[Records supplied — start]

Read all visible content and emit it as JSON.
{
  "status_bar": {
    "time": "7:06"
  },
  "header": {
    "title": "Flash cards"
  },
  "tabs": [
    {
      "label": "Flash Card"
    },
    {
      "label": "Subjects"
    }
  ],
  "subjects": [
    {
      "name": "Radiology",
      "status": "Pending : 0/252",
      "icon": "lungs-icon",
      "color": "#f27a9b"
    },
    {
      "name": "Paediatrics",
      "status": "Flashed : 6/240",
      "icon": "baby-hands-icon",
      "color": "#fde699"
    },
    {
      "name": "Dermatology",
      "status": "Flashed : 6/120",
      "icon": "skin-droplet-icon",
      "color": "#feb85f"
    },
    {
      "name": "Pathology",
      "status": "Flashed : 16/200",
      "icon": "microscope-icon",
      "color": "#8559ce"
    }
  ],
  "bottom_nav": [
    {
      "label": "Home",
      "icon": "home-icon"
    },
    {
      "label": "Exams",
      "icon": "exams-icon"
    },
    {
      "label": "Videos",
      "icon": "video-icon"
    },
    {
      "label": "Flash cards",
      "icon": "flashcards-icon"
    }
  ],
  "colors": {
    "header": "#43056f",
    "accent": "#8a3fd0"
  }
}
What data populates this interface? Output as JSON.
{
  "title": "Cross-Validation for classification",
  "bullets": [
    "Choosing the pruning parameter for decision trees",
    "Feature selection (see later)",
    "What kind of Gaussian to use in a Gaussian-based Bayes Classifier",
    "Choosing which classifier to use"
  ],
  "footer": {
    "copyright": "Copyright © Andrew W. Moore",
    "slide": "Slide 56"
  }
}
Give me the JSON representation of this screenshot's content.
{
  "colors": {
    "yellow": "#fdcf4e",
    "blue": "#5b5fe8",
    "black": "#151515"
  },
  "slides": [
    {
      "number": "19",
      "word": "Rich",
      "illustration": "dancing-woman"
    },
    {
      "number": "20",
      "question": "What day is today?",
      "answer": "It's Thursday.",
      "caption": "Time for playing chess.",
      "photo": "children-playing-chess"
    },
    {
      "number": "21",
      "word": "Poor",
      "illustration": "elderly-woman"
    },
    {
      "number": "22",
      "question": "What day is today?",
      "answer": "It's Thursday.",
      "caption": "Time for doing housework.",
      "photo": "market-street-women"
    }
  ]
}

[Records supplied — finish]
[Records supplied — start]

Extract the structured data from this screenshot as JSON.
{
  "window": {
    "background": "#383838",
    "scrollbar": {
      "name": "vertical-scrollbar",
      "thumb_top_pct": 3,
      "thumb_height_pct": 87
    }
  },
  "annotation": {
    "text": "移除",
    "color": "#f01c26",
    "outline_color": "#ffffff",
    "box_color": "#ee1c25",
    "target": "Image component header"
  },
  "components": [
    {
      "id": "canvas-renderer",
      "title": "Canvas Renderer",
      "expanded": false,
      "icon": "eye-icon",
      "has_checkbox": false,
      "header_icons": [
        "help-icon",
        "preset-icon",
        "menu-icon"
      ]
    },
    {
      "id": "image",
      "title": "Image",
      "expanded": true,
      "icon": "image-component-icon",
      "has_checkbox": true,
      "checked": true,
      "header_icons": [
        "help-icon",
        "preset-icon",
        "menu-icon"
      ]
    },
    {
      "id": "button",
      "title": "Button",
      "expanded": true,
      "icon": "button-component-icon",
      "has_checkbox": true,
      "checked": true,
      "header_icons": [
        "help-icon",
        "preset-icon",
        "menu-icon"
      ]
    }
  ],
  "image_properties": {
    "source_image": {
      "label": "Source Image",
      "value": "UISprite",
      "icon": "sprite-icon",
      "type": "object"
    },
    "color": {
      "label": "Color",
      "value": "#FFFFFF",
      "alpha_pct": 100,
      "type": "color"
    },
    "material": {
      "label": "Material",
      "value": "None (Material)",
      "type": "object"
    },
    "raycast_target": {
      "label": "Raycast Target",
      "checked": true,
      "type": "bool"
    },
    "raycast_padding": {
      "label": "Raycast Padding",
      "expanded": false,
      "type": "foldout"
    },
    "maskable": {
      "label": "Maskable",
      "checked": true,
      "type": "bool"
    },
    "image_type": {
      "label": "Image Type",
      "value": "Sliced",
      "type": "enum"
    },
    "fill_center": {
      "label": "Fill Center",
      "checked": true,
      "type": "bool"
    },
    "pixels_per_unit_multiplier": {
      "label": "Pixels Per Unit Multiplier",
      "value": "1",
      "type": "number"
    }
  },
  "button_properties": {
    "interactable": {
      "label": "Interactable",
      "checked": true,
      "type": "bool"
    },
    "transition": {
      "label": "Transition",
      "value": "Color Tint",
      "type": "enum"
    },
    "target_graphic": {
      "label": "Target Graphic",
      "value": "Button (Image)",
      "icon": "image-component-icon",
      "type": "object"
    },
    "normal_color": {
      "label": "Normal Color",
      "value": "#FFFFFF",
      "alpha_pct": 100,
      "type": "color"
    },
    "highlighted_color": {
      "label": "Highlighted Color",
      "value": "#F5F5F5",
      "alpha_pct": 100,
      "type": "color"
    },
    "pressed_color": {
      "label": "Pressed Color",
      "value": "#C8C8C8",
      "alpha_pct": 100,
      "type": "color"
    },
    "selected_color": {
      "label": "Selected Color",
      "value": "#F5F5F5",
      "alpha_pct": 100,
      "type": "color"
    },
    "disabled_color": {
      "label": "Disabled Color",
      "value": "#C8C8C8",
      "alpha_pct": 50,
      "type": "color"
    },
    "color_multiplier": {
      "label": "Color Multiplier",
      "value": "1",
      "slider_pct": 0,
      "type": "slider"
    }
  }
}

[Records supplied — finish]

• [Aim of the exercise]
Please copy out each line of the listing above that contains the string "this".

• [Task response]
What data populates this interface? Output as JSON.
Give me the JSON representation of this screenshot's content.
Extract the structured data from this screenshot as JSON.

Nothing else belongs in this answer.